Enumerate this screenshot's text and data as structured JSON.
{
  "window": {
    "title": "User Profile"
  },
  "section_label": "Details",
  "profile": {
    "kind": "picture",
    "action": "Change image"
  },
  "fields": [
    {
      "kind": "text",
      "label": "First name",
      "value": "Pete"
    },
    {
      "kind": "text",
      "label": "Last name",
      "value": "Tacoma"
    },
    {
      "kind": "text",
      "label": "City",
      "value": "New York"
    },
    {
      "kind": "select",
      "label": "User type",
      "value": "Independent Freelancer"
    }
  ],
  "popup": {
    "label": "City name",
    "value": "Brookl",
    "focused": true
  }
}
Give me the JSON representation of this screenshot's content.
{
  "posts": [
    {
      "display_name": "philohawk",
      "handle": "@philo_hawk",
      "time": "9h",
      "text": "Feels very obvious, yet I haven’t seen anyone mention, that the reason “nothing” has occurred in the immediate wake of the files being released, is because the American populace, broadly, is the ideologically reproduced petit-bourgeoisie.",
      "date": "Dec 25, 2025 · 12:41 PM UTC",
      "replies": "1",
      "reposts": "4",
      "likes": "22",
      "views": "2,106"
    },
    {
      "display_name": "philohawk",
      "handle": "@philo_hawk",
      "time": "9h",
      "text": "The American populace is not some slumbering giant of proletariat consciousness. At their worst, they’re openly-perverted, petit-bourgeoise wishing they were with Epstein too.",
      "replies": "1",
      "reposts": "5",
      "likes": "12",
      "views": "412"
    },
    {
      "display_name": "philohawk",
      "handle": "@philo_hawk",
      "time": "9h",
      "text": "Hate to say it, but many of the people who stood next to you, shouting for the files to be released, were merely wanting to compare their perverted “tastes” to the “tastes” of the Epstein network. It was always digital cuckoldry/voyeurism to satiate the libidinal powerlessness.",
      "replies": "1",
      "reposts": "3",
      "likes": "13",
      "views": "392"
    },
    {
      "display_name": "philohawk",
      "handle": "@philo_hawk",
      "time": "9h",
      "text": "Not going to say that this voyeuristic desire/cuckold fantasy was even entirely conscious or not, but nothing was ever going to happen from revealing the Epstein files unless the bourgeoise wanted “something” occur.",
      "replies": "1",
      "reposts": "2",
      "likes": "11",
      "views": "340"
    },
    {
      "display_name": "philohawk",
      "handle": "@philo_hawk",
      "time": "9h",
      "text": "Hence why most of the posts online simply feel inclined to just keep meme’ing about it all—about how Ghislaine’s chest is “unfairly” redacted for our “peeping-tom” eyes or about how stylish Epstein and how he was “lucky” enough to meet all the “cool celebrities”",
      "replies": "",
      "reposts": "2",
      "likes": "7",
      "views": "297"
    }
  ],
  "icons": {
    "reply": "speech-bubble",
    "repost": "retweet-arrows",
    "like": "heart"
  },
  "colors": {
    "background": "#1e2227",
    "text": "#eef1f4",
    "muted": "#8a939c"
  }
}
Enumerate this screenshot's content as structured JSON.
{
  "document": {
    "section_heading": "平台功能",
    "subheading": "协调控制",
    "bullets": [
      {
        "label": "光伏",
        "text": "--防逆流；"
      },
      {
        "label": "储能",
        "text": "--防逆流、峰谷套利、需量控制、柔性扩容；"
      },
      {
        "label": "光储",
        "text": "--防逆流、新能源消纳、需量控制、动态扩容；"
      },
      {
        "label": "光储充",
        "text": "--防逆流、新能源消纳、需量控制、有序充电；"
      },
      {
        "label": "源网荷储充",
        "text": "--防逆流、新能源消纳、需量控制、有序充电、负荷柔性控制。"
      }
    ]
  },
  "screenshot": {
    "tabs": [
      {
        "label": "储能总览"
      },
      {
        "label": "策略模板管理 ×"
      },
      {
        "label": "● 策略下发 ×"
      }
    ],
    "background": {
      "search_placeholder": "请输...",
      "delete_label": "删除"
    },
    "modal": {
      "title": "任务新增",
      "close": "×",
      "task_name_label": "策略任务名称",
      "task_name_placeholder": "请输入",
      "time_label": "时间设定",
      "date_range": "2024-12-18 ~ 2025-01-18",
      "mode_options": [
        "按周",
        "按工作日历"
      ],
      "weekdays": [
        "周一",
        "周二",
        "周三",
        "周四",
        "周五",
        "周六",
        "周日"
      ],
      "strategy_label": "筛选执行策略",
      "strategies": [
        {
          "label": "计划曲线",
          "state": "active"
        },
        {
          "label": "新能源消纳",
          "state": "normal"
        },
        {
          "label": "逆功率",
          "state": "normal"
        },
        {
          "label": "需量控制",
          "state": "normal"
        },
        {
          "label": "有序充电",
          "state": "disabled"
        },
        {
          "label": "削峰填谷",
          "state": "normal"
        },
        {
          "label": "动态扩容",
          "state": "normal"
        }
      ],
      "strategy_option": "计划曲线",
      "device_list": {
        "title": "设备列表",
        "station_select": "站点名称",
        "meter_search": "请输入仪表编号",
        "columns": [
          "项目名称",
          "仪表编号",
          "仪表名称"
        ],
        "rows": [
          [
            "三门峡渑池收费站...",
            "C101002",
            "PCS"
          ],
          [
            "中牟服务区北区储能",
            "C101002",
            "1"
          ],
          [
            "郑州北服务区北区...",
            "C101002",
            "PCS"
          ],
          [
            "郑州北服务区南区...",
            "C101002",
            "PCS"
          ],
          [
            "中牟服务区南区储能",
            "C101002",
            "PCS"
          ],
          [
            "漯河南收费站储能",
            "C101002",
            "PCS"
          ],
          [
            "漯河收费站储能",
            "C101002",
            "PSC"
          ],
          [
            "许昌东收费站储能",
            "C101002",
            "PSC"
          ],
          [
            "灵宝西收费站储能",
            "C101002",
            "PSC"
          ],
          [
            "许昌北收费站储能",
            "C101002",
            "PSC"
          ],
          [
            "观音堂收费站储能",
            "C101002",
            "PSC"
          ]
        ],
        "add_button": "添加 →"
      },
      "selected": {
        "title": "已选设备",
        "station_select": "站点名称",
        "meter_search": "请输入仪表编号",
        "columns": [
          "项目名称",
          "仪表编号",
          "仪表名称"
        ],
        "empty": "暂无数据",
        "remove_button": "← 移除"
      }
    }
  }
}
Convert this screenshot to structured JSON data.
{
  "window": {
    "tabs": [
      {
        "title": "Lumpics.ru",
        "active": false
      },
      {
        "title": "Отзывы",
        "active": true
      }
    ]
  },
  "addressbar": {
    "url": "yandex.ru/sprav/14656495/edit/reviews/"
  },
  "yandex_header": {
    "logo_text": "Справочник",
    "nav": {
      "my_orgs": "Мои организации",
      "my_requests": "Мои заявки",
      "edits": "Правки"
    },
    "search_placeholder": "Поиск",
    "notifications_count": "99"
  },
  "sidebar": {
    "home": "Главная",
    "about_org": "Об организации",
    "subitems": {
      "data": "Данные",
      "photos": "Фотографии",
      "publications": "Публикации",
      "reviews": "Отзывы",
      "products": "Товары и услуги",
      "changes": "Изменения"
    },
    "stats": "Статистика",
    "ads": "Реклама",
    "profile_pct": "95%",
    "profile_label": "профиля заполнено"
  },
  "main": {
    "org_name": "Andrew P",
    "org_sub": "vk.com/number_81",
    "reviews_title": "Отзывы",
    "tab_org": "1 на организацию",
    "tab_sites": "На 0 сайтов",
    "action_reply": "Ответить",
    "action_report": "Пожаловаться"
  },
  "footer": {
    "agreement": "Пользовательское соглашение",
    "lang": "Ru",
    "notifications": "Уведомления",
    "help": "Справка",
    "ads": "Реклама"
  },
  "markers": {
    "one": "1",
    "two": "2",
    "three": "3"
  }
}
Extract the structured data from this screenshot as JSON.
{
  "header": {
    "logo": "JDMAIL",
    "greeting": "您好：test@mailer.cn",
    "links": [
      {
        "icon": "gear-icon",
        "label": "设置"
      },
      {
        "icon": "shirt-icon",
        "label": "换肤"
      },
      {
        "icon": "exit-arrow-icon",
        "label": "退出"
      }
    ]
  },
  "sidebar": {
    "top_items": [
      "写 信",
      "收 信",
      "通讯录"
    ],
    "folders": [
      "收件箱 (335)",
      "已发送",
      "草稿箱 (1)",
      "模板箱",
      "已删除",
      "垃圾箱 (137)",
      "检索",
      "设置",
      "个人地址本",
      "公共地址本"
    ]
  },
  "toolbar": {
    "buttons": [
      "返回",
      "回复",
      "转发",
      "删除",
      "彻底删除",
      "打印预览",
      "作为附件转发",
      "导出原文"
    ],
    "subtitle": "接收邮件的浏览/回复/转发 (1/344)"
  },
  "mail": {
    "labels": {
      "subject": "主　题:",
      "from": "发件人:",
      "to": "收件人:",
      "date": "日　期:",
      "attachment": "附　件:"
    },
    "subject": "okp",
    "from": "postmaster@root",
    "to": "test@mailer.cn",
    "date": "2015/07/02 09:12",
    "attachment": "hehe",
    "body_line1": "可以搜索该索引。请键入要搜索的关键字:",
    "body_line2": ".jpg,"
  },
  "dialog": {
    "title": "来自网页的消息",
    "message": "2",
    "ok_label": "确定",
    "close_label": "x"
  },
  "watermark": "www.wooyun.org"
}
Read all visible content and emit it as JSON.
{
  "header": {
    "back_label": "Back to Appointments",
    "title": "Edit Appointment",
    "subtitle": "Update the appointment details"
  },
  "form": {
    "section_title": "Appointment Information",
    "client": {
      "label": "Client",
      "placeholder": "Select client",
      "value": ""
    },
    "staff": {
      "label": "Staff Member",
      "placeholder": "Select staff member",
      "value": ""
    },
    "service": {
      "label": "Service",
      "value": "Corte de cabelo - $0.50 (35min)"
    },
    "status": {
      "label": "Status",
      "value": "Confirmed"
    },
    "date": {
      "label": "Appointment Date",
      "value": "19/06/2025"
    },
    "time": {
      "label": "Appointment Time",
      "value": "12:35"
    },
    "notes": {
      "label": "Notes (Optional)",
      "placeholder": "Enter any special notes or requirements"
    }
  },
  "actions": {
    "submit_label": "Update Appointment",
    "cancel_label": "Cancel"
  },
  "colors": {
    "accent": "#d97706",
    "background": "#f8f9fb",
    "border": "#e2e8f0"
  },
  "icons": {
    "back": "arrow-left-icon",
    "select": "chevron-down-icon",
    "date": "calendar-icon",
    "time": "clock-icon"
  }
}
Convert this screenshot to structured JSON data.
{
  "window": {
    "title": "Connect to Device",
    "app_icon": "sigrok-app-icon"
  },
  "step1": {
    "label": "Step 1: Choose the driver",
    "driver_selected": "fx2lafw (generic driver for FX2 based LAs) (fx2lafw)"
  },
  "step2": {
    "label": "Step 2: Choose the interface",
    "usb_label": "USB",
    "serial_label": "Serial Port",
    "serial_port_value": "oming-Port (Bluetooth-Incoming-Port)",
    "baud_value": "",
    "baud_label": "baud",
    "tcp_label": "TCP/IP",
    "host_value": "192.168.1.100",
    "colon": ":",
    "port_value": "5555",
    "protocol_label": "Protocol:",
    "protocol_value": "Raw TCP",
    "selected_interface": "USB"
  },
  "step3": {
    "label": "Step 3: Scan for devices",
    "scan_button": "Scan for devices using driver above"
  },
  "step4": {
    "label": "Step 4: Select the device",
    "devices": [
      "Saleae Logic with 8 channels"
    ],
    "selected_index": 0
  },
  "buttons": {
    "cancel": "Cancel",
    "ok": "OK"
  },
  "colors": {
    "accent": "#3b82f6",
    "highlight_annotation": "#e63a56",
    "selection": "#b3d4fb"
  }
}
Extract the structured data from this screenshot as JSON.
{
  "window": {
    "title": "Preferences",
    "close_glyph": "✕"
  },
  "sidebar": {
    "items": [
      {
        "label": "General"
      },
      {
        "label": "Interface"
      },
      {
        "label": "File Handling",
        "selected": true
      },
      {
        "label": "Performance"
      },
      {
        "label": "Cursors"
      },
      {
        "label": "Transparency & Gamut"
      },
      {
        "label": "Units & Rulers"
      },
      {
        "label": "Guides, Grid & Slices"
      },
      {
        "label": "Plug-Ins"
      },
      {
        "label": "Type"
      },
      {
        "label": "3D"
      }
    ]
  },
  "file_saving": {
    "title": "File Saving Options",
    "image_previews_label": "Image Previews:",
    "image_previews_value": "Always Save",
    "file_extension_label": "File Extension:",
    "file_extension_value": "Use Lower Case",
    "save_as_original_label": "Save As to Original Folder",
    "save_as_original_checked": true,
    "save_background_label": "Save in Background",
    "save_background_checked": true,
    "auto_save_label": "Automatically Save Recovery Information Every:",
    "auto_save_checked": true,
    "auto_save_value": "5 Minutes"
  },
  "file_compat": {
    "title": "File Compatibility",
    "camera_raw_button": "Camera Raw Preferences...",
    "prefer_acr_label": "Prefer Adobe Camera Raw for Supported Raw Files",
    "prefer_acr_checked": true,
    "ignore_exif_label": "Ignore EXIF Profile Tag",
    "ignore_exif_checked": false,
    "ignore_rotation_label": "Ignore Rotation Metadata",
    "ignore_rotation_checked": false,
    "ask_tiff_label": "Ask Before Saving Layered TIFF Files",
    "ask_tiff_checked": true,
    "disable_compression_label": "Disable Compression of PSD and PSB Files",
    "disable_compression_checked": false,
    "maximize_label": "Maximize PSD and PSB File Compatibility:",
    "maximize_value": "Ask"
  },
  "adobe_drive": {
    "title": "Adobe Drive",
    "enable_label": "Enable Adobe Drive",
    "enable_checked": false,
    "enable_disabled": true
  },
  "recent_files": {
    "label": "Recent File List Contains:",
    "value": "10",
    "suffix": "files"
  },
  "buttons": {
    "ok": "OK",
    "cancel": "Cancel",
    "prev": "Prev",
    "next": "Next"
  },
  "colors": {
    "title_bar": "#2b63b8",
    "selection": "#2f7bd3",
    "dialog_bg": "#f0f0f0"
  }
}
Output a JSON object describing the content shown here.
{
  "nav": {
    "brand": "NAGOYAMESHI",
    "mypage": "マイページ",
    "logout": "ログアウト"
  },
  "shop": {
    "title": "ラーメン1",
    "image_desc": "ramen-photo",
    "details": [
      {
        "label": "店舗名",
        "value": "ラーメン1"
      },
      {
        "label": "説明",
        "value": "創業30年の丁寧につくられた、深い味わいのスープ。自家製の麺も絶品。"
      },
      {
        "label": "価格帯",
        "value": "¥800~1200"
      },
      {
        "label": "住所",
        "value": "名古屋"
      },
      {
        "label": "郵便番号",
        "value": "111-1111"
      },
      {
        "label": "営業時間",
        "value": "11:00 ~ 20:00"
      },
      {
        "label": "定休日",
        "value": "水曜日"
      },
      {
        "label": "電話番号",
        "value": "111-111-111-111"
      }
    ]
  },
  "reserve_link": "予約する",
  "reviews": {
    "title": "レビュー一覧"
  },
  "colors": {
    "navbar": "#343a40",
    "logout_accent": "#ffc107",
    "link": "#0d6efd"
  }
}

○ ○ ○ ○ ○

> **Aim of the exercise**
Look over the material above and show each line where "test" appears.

> **Answer space**
    "greeting": "您好：test@mailer.cn",
    "to": "test@mailer.cn",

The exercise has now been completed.